Click here for more information on our current studies.
Bournique JL, Hughes ML, Baudhuin JL & Goehring JL (2013). Effect of ECAP-based choice of stimulation rate on speech-perception performance. Ear and Hearing, in press, doi: 10.1097/AUD.0b013e3182760729.
Goehring JL, Hughes ML, Baudhuin JL, & Lusk RP (2013). How well do cochlear implant intraoperative impedance measures predict postoperative electrode function? Otology & Neurotology, 34, 239-244.
Glassman EK & Hughes ML (2013). Determining electrically evoked compound action potential thresholds: A comparison of computer versus human analysis methods. Ear and Hearing, 34(1), 96-109.
Goehring JL, Hughes ML, & Baudhuin, JL (2012). Evaluating the feasibility of using remote technology for cochlear implants. The Volta Review, 112(3), 255-265.
Goehring JL, Hughes ML, Baudhuin JL, Valente DL, McCreery RW, Diaz GR, Sanford T, & Harpster R. (2012). The effect of technology and testing environment on speech perception using telehealth with cochlear implant recipients. Journal of Speech, Language, and Hearing Research, 55(5), 1373-1386.
Hughes ML, Goehring JL, Baudhuin JL, Diaz GR, Sanford T, Harpster R, & Valente DL (2012). Use of telehealth for research and clinical measures in cochlear implant recipients: A validation study. Journal of Speech, Language, and Hearing Research, 55, 1112-1127.
Hughes ML, Castioni EE, Goehring JL, & Baudhuin JL (2012). Temporal response properties of the auditory nerve: Data from human cochlear-implant recipients. Hearing Research, 285, 46-57.
Hughes ML (2012). Receiving and maintaining a cochlear implant: What Nurse Life Care Planners need to know. Journal of Nurse Life Care Planning, 12(2), 618-630.

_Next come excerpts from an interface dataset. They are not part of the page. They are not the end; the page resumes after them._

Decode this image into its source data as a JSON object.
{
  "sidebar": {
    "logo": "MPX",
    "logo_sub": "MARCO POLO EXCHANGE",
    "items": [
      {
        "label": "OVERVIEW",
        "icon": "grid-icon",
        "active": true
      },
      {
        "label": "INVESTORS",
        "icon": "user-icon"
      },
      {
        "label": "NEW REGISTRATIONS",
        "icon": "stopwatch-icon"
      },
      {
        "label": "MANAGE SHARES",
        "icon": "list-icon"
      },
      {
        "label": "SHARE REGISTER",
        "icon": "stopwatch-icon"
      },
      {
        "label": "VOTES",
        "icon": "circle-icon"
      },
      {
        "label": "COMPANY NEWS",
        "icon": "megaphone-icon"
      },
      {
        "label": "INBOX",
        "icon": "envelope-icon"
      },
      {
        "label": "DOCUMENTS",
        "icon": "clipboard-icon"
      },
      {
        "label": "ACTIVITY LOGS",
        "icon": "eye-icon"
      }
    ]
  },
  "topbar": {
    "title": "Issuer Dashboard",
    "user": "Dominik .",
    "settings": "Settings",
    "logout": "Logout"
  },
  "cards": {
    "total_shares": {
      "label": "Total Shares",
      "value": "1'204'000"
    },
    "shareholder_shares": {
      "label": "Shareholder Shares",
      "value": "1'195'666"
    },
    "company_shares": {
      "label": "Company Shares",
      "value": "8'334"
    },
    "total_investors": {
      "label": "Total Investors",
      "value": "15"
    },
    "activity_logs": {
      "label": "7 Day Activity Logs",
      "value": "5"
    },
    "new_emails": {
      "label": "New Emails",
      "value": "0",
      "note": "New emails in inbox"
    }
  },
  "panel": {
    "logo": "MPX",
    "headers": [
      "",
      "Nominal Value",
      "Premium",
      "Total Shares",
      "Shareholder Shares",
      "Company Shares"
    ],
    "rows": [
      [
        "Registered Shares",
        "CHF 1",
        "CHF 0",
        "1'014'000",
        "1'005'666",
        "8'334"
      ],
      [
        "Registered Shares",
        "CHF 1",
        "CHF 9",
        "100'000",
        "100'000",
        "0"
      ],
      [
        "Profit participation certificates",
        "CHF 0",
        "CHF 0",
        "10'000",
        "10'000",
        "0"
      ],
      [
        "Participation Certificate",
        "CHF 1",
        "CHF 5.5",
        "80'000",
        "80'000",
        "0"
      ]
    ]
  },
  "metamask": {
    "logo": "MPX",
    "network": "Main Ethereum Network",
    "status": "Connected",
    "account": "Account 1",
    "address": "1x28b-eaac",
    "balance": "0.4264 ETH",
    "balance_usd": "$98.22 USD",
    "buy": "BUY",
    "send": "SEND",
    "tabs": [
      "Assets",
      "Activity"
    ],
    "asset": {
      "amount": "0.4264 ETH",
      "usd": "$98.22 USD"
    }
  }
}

Wiley S, Meinzen-Derr J, Grether S, Choo DI, Hughes ML (2012). Longitudinal functional performance among children with cochlear implants and disabilities: A prospective study using the Pediatric Evaluation of Disability Inventory. International Journal of Pediatric Otorhinolaryngology, 76, 693-697.
Hughes ML & Goulson AM (2011). Electrically evoked compound action potential measures for virtual channels versus physical electrodes. Ear and Hearing, 32, 323-330.
Hughes ML & Stille LJ (2010). Effect of stimulus and recording parameters on spatial spread of excitation and masking patterns obtained with the electrically evoked compound action potential in cochlear implants. Ear and Hearing, 31 (5), 679-692.
Saoji AA, Litvak LM & Hughes ML (2009). Excitation patterns of simultaneous and sequential dual electrode stimulation in cochlear implant recipients. Ear and Hearing, 30 (5), 559-567.
Hughes ML & Stille LJ (2009). Psychophysical and physiological measures of electrical-field interaction in cochlear implants. Journal of the Acoustical Society of America, 125 (1), 247-260.
Hughes ML (2008). A re-evaluation of the relation between physiological channel interaction and electrode pitch ranking in cochlear implants. Journal of the Acoustical Society of America, 124 (5), 2711-2714.
Hughes ML & Stille LJ. (2008). Psychophysical versus physiological spatial forward masking and the relation to speech perception in cochlear implants. Ear and Hearing, 29 (3), 435-452.